As I lay on my back, floating in the cool green water, I realised that these 4 teenage girls that were chatting away with me and making me laugh so much I very nearly drowned, were giving me the best “holiday” I could have asked for. I was never as outgoing or as confident as them at the same age and I wouldn’t have dreamed of stripping to my undies and getting in a river for a swim. I was a very antisocial teenager, preferring the company of horses or a book instead of my peers. At 31, I was able to be a teenager for the afternoon and it was awesome. Admittedly, I wouldn’t go back and be a teenager again if you paid me, but that little bit of fun was pure bliss.

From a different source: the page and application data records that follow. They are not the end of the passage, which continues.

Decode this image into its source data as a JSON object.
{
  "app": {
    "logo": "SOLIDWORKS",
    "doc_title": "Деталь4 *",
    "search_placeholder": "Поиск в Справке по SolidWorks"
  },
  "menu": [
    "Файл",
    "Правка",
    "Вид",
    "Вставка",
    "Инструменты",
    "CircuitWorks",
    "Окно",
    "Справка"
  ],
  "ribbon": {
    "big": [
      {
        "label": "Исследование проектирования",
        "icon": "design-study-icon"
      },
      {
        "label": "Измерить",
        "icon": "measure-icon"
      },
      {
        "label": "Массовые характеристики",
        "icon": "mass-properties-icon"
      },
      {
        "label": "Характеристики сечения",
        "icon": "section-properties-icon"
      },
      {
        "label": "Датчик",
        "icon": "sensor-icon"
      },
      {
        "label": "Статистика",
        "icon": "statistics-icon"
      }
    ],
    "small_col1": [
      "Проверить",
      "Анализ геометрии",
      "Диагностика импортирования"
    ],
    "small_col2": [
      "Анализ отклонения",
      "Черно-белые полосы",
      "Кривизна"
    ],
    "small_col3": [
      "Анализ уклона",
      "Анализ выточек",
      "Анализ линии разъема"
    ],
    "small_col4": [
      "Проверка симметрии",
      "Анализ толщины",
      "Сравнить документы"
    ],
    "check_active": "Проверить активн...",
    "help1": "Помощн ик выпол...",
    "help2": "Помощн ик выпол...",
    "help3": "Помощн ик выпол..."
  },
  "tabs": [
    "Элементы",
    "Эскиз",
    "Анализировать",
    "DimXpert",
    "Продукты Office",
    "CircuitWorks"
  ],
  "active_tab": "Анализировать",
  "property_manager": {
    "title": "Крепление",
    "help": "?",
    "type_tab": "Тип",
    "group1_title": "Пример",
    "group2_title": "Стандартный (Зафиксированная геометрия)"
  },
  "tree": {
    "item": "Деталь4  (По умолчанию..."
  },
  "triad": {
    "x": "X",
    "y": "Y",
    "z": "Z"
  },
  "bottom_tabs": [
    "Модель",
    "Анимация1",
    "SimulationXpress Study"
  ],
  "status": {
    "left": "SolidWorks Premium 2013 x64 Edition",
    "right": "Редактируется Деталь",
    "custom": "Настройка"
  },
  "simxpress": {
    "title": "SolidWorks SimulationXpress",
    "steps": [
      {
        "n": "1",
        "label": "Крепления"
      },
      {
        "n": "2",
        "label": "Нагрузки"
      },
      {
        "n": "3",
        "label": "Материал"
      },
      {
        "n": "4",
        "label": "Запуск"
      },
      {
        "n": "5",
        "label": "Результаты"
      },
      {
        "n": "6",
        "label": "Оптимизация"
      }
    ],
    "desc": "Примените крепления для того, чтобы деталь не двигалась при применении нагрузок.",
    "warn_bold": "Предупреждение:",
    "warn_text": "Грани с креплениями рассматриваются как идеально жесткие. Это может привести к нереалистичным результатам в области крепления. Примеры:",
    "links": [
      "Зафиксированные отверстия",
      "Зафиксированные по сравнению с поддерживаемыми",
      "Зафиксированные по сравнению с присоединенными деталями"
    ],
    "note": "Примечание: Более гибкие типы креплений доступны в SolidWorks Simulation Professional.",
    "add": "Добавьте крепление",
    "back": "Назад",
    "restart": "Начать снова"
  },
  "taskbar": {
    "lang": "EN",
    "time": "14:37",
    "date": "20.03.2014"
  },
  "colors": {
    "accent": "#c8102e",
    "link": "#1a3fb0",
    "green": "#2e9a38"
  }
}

The weekend trundled on, interspersed with tramping up and down a flipping big hill to cheer on the team at the 5k, 9k and other points, with the dog making friends and passes as he went. The evening runners began their laps in the still oppressive heat and eventually the sun set. The Boy had his next run at 11pm and it was with military precision I was loaded up with water, Kendal mint cake, a head torch, the dog, the girls and some cereal bars (these were for me…supporting is hungry work). As he set off into the night, I was again amazed with how many runners were out there, soloists trying to complete as many laps in 24 hours as possible, teams for charity and teams like ours, just for the sheer hell of it. As midnight arrived, the dog and I found ourselves at the 5k water station, waiting for The Boy on his second lap round. It poured, a welcome relief for the very hot runners. It was a surreal point, marshalling by default of positioning, handing out water and words of encouragement to the runners. The Boy finished at 1.30am, tired, sore and more than a bit ready for bed.

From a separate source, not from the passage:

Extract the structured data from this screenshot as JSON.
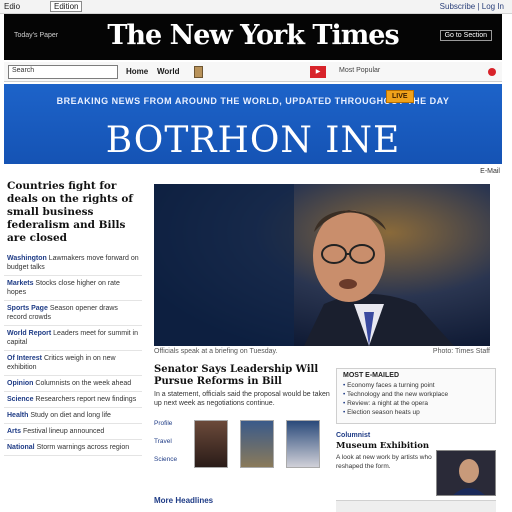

Whenever I go camping, I end up losing things. Be it a sock, a dress or something else altogether, it is the one guarantee. This time, after I bundled a shattered dog into his tent and made coffee, I realised I didn’t have my car key. Cue a police style search, conducted by head torch and eventually a tired and beyond caring “fuck it”, we tumbled into our tent after waking the next runners and handing over head torches. Whether we slept or just fell unconscious remains to be seen but 4 hours later, we were awake again. The Boy had to bow out, the tumble in the woods the previous lap had made just walking very painful. A hasty rearranging of runners and we strolled to be the support for the final couple of hours. The atmosphere hadn’t changed from the previous day, if anything it had become even more supportive. The soloists now resembling zombies, the teams down to the final reserves – it was an awesome race to support.

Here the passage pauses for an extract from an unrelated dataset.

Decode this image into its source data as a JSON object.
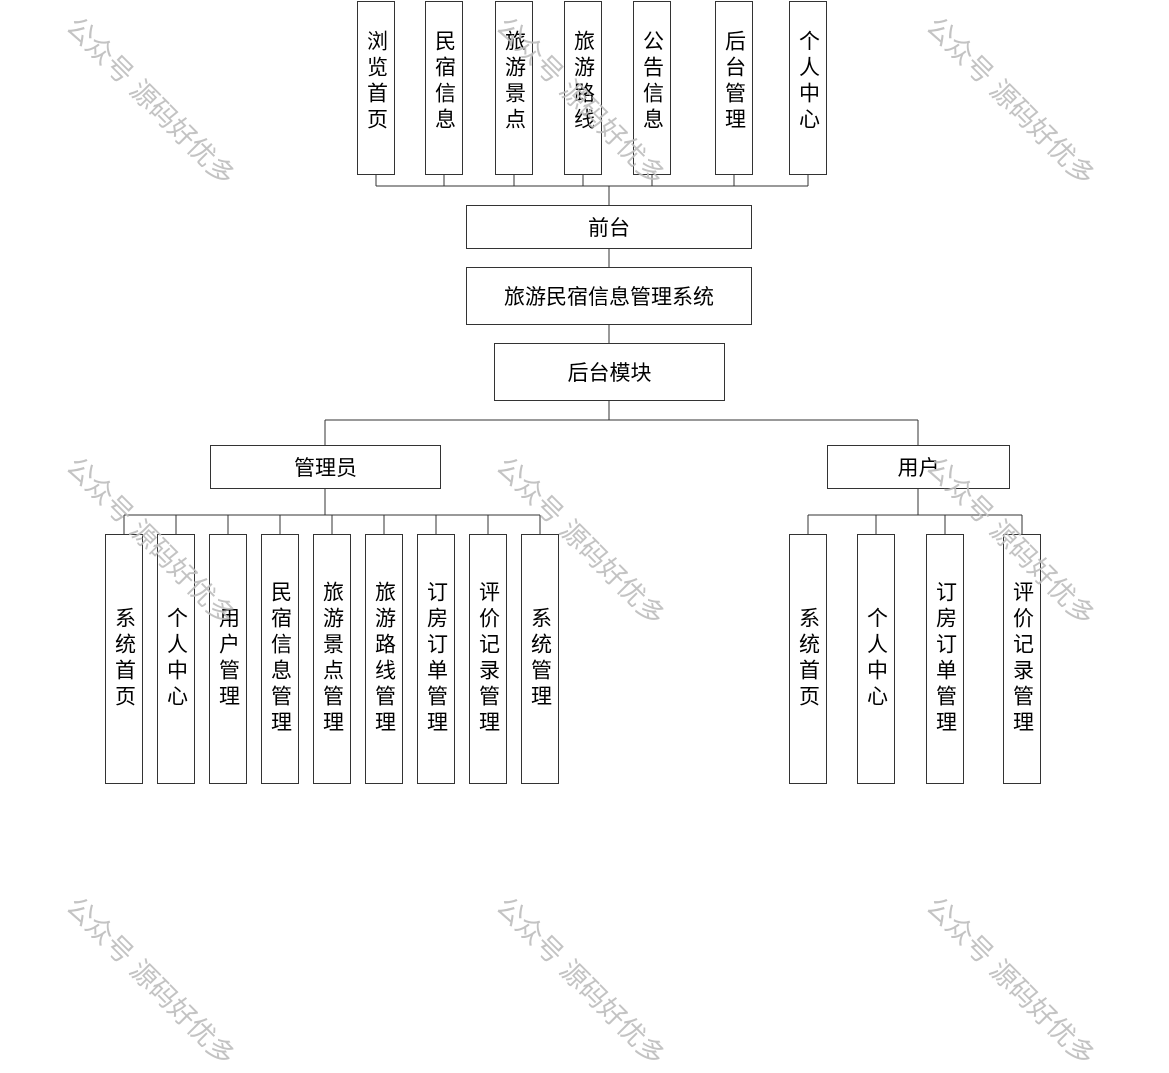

At noon on Sunday, it was over. The team ran a total of 26 laps, 260km or approximately 160 miles and were placed 16th. The tents were packed up, the rubbish deposited, the cars stuffed with soggy kit and tired people. It had been a brilliant weekend; of friends old and new, of laughing and pain, of wild swimming, outside eating, rain and sun and support and fun. I wouldn’t have missed it for anything and I’m so glad I was part of it. The team is already thinking about the challenge next year, with a bigger team and more planning. Will I be involved? If they’ll have me, without a doubt. And I’ll be making a return visit to my river, where for an hour or 2 I was a teenager again, with the friends I always wished for.